Fitted with a (too small) No. 1 Morse taper, some tailstock barrels have been found left solid - though most were bored right through and could be adapted as a handy guide for long-hole boring. Occasionally a tailstock is discovered with the very rare (and useful) lever-operated mechanism fitted. Oddly, the tailstock handwheel, though of a large diameter, was often left smooth on the rim and, to compound the felony, chrome plated as well--thus ensuring that the operator had the smallest possible chance of getting a grip on it. The Jubilee remains a highly-effective wood-turning lathe and, because there is so little to go wrong (and even one which has been abused is easily repaired), it remains a very popular second-hand buy. It can be quickly broken down into its component parts - headstock, bed and tailstock-end leg - and, with a reasonable weight of 480 lbs (218 kg), can even be moved to a new home in the back of a Brussels-approved, European standard-issue hatchback.
Two other versions of the Jubilee have been discovered: one, with a large, vertically disposed badge reading "SAGAR" and the other as a Cooksley - the latter a well-known maker of wood-working machinery. However, if these were just copies, or the original lathe the result of some marketing exercise, is unknown..

When motors were motors, my boy. The massive cast-iron frame of a pre-WW2 design 0.75 hp motor protrudes from the headstock pedestal of a Harrison "Jubilee" wood-turning lathe.

A Jubilee fitted with the optional rack-feed carriage and screw slide rest - a factory fitted extra only.
The large hole in the left-hand leg gave access to change the spindle speed.
The bowl-turning attachment allowed for the production of jobs well beyond the safety limitations of the educational establishments who were the main customers for this machine and it was common, even in the more relaxed 1950s, for boys to be allowed nowhere near these machines during lesson times. However, it was not unknown for the more enterprising students to manufacture a key for the craft room door and enjoy a  little (unofficially ignored) extra-curricular activity during the lunch hour.

Jubilee Saw-bench Attachment - driven from the headstock spindle.
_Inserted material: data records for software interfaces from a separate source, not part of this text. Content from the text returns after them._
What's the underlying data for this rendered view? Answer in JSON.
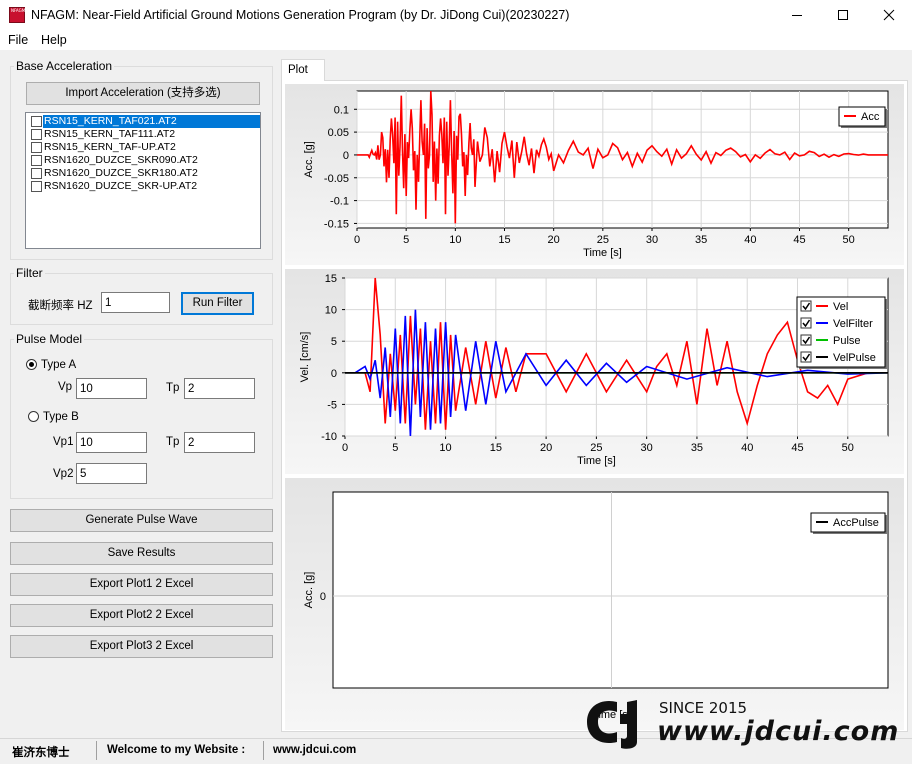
{
  "window": {
    "title": "NFAGM: Near-Field Artificial Ground Motions Generation Program (by Dr. JiDong Cui)(20230227)",
    "icon_text": "NFAGM",
    "controls": [
      "minimize-icon",
      "maximize-icon",
      "close-icon"
    ]
  },
  "menu": {
    "items": [
      "File",
      "Help"
    ]
  },
  "base_acceleration": {
    "title": "Base Acceleration",
    "import_button": "Import Acceleration (支持多选)",
    "files": [
      {
        "name": "RSN15_KERN_TAF021.AT2",
        "selected": true
      },
      {
        "name": "RSN15_KERN_TAF111.AT2",
        "selected": false
      },
      {
        "name": "RSN15_KERN_TAF-UP.AT2",
        "selected": false
      },
      {
        "name": "RSN1620_DUZCE_SKR090.AT2",
        "selected": false
      },
      {
        "name": "RSN1620_DUZCE_SKR180.AT2",
        "selected": false
      },
      {
        "name": "RSN1620_DUZCE_SKR-UP.AT2",
        "selected": false
      }
    ]
  },
  "filter": {
    "title": "Filter",
    "cutoff_label": "截断频率 HZ",
    "cutoff_value": "1",
    "run_button": "Run Filter"
  },
  "pulse_model": {
    "title": "Pulse Model",
    "type_a_label": "Type A",
    "type_b_label": "Type B",
    "selected_type": "Type A",
    "type_a": {
      "vp_label": "Vp",
      "vp_value": "10",
      "tp_label": "Tp",
      "tp_value": "2"
    },
    "type_b": {
      "vp1_label": "Vp1",
      "vp1_value": "10",
      "tp_label": "Tp",
      "tp_value": "2",
      "vp2_label": "Vp2",
      "vp2_value": "5"
    }
  },
  "actions": {
    "generate": "Generate Pulse Wave",
    "save": "Save Results",
    "export1": "Export Plot1 2 Excel",
    "export2": "Export Plot2 2 Excel",
    "export3": "Export Plot3 2 Excel"
  },
  "tabs": [
    {
      "label": "Plot",
      "active": true
    }
  ],
  "chart_data": [
    {
      "type": "line",
      "xlabel": "Time [s]",
      "ylabel": "Acc. [g]",
      "xlim": [
        0,
        54
      ],
      "ylim": [
        -0.16,
        0.14
      ],
      "xticks": [
        "0",
        "5",
        "10",
        "15",
        "20",
        "25",
        "30",
        "35",
        "40",
        "45",
        "50"
      ],
      "yticks": [
        "0.1",
        "0.05",
        "0",
        "-0.05",
        "-0.1",
        "-0.15"
      ],
      "ytick_values": [
        0.1,
        0.05,
        0,
        -0.05,
        -0.1,
        -0.15
      ],
      "grid": true,
      "legend_position": "top-right",
      "series": [
        {
          "name": "Acc",
          "color": "#ff0000",
          "x": [
            0,
            1,
            1.5,
            2,
            2.5,
            3,
            3.5,
            4,
            4.5,
            5,
            5.5,
            6,
            6.5,
            7,
            7.5,
            8,
            8.5,
            9,
            9.5,
            10,
            10.5,
            11,
            11.5,
            12,
            13,
            14,
            15,
            16,
            17,
            18,
            19,
            20,
            22,
            24,
            26,
            28,
            30,
            32,
            34,
            36,
            38,
            40,
            42,
            44,
            46,
            48,
            50,
            52,
            54
          ],
          "y": [
            0,
            0,
            0.01,
            -0.01,
            0.05,
            -0.06,
            0.08,
            -0.13,
            0.13,
            -0.09,
            0.1,
            -0.12,
            0.12,
            -0.14,
            0.14,
            -0.1,
            0.08,
            -0.13,
            0.12,
            -0.15,
            0.09,
            -0.09,
            0.07,
            -0.07,
            0.06,
            -0.06,
            0.05,
            -0.05,
            0.04,
            -0.04,
            0.035,
            -0.035,
            0.03,
            -0.03,
            0.025,
            -0.025,
            0.02,
            -0.02,
            0.02,
            -0.018,
            0.015,
            -0.015,
            0.012,
            -0.01,
            0.008,
            -0.005,
            0.003,
            0,
            0
          ]
        }
      ]
    },
    {
      "type": "line",
      "xlabel": "Time [s]",
      "ylabel": "Vel. [cm/s]",
      "xlim": [
        0,
        54
      ],
      "ylim": [
        -10,
        15
      ],
      "xticks": [
        "0",
        "5",
        "10",
        "15",
        "20",
        "25",
        "30",
        "35",
        "40",
        "45",
        "50"
      ],
      "yticks": [
        "15",
        "10",
        "5",
        "0",
        "-5",
        "-10"
      ],
      "ytick_values": [
        15,
        10,
        5,
        0,
        -5,
        -10
      ],
      "grid": true,
      "legend_position": "top-right",
      "series": [
        {
          "name": "Vel",
          "color": "#ff0000",
          "checked": true,
          "x": [
            0,
            2,
            2.5,
            3,
            3.5,
            4,
            4.5,
            5,
            5.5,
            6,
            6.5,
            7,
            7.5,
            8,
            8.5,
            9,
            9.5,
            10,
            10.5,
            11,
            12,
            13,
            14,
            15,
            16,
            17,
            18,
            20,
            22,
            24,
            26,
            28,
            30,
            31,
            32,
            33,
            34,
            35,
            36,
            37,
            38,
            39,
            40,
            41,
            42,
            43,
            44,
            45,
            46,
            47,
            48,
            49,
            50,
            52,
            54
          ],
          "y": [
            0,
            0,
            -3,
            15,
            6,
            -8,
            3,
            -6,
            6,
            -8,
            9,
            -5,
            7,
            -9,
            5,
            -8,
            8,
            -9,
            6,
            -6,
            4,
            -5,
            5,
            -4,
            4,
            -3,
            3,
            3,
            -3,
            3,
            -3,
            2,
            -3,
            1,
            3,
            -2,
            5,
            -5,
            7,
            -2,
            5,
            -3,
            -8,
            -2,
            3,
            6,
            8,
            2,
            -3,
            -4,
            -2,
            -5,
            -1,
            0,
            0
          ]
        },
        {
          "name": "VelFilter",
          "color": "#0000ff",
          "checked": true,
          "x": [
            0,
            1,
            2,
            2.5,
            3,
            3.5,
            4,
            4.5,
            5,
            5.5,
            6,
            6.5,
            7,
            7.5,
            8,
            8.5,
            9,
            9.5,
            10,
            10.5,
            11,
            12,
            13,
            14,
            15,
            16,
            18,
            20,
            22,
            24,
            26,
            28,
            30,
            34,
            38,
            42,
            46,
            50,
            54
          ],
          "y": [
            0,
            0,
            1,
            -1,
            2,
            -4,
            4,
            -7,
            7,
            -8,
            9,
            -10,
            10,
            -7,
            8,
            -9,
            7,
            -8,
            8,
            -7,
            6,
            -6,
            5,
            -5,
            5,
            -3,
            3,
            -2,
            2,
            -2,
            1.5,
            -1.5,
            1,
            -1,
            0.8,
            -0.6,
            0.4,
            -0.2,
            0
          ]
        },
        {
          "name": "Pulse",
          "color": "#00c000",
          "checked": true,
          "x": [
            0,
            54
          ],
          "y": [
            0,
            0
          ]
        },
        {
          "name": "VelPulse",
          "color": "#000000",
          "checked": true,
          "x": [
            0,
            54
          ],
          "y": [
            0,
            0
          ]
        }
      ]
    },
    {
      "type": "line",
      "xlabel": "Time [s]",
      "ylabel": "Acc. [g]",
      "yticks": [
        "0"
      ],
      "grid": true,
      "legend_position": "top-right",
      "series": [
        {
          "name": "AccPulse",
          "color": "#000000",
          "x": [],
          "y": []
        }
      ]
    }
  ],
  "statusbar": {
    "author": "崔济东博士",
    "welcome": "Welcome to my Website :",
    "website": "www.jdcui.com"
  },
  "watermark": {
    "since": "SINCE 2015",
    "url": "www.jdcui.com"
  }
}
The Harrison "Union" L1A treadle wood & metal lathe (4" x 24") was produced in various forms for over 30 years, with centre heights ranging from 3.5 to 6 inches, and eventually disappeared from the catalogues (though few can have been sold during the last years) only in the late 1950s.
Both simple plain turning as well as proper gap-bed, backgeared and screwcutting versions were built on the same bed and various "
combination wood and metal lathes" were also offered. Besides the self-contained treadle drive, wall-mounted and line-shaft options were also listed - as well as various accessories including a saw table and a selection of 3 and 4-jaw chucks and faceplates.

Jubilee with rack-driven carriage

A rare find: a Jubilee with carriage and both tailstocks, one with a screw-driven barrel the other lever operated




Jubilee Wood Lathes Page 2

Graduate lathes Home Page   Harrison Home Page

A handbook and catalogue Set is available for the Jubilee 

Harrison "Jubilee" & "Union"
(and Sagar & Cooksley)
Woodturning Lathes

email: tony@lathes.co.uk
Home   Machine Tool Archive   Machine-tools Sale & Wanted
Machine Tool Manuals   Catalogues   Belts   Books  Accessories